a usually short pause or gap between two (television or radio) programmes, parts of a programme, play etc.
References in classic literature ?
Let not a man force a habit upon himself, with a perpetual continuance, but with some intermission.
Sturdy digging, and shovelling, and carrying away, in carts, barrows, and baskets, went on without intermission, by night and by day; but it was night for the second time when they found the dirty heap of rubbish that had been the foreigner before his head had been shivered to atoms, like so much glass, by the great beam that lay upon him, crushing him.
The desire of getting out of the reach of the Galles made us press forward with great expedition, and, indeed, fear having entirely engrossed our minds, we were perhaps less sensible of all our labours and difficulties; so violent an apprehension of one danger made us look on many others with unconcern; our pains at last found some intermission at the foot of the mountains of Duan, the frontier of Abyssinia, which separates it from the country of the Moors, through which we had travelled.
He could not rest quietly for two minutes together, but kept picking up and then dropping whatsoever came to his hand, and bowing and smiling without intermission, and sitting down and getting up, and again sitting down, and chattering God only knows what about his honour and his good name and his little ones.
At length, thanks to modern art, instruments of still higher perfection searched the moon without intermission, not leaving a single point of her surface unexplored; and notwithstanding that her diameter measures 2,150 miles, her surface equals the one-fifteenth part of that of our globe, and her bulk the one-forty-ninth part of that of the terrestrial spheroid-- not one of her secrets was able to escape the eyes of the astronomers; and these skillful men of science carried to an even greater degree their prodigious observations.

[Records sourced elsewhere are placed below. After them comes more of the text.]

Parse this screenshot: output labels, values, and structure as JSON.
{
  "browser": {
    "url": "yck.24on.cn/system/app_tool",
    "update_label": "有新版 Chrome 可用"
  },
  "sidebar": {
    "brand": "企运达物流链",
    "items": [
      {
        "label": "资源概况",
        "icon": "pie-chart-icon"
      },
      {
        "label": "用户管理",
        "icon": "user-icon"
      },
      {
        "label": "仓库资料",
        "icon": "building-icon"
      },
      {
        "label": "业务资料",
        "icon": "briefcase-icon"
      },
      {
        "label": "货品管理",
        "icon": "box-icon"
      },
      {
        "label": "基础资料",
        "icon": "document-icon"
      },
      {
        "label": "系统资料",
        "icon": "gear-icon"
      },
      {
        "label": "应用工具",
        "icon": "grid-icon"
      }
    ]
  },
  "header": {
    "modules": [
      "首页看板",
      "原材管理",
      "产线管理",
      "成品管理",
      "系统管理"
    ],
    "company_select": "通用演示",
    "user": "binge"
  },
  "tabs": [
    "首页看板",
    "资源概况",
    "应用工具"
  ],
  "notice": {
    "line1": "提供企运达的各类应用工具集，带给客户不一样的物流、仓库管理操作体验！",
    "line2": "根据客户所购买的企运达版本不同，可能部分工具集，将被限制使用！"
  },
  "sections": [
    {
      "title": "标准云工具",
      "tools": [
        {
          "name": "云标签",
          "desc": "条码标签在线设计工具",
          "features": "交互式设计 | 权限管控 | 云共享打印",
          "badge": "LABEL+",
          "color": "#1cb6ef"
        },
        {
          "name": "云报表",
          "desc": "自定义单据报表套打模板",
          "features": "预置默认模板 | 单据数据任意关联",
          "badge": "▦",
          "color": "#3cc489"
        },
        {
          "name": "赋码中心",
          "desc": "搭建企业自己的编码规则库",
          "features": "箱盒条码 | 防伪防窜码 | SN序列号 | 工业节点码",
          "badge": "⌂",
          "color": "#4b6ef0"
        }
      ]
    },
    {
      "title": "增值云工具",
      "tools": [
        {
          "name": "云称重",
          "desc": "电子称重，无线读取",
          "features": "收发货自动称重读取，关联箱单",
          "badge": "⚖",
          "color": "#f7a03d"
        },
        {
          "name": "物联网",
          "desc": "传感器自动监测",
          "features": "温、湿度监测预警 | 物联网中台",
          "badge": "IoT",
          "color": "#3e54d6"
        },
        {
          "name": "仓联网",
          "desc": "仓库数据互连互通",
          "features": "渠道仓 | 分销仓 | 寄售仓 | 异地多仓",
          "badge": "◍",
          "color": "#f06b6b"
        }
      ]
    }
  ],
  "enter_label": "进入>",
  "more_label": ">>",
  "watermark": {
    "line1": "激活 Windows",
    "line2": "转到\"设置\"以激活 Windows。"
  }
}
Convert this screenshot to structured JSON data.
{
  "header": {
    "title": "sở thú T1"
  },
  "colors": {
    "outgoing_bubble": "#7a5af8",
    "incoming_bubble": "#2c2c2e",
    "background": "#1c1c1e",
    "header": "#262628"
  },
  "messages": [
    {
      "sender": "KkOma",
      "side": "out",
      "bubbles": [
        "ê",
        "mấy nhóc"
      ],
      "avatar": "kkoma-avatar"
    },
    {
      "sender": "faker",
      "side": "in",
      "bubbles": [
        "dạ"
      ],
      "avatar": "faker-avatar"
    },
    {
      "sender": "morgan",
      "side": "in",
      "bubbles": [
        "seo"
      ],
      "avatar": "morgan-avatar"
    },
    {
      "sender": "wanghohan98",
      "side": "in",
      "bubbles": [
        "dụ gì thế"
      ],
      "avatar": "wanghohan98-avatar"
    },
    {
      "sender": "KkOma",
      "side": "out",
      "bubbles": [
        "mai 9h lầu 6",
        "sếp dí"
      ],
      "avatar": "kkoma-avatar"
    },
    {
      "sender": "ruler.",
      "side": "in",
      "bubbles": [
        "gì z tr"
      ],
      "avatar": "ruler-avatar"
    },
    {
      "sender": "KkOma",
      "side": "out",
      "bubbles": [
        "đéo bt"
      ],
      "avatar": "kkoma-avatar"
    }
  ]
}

But though his whole life was now become one watch on deck; and though the Parsee's mystic watch was without intermission as his own; yet these two never seemed to speak --one man to the other --unless at long intervals some passing unmomentous matter made it necessary.
She wondered, with little intermission what could be the reason of it; was sure there must be some bad news, and thought over every kind of distress that could have befallen him, with a fixed determination that he should not escape them all.
Now it chanced there lived in the same boarding-house a fellow-clerk of his, an honest fellow, with what is called a weakness for drink - though it might, in this case, have been called a strength, for the victim had been drunk for weeks together without the briefest intermission.
It was plain that as he had gone on loading and firing and cursing without the proper intermission, they had found time to regard him.
Scores of the savages were vigorously plying their stone pestles in preparing masses of poee-poee, and numbers were gathering green bread-fruit and young cocoanuts in the surrounding groves; when an exceeding great multitude, with a view of encouraging the rest in their labours, stood still, and kept shouting most lustily without intermission.
The rainy season, which commences in October, continues, with little intermission, until April; and though the winters are generally mild, the mercury seldom sinking below the freezing point, yet the tempests of wind and rain are terrible.
The physician dined that day at Mr Allworthy's; and having after dinner visited his patient, he returned to the company, and told them, that he had now the satisfaction to say, with assurance, that his patient was out of all danger: that he had brought his fever to a perfect intermission, and doubted not by throwing in the bark to prevent its return.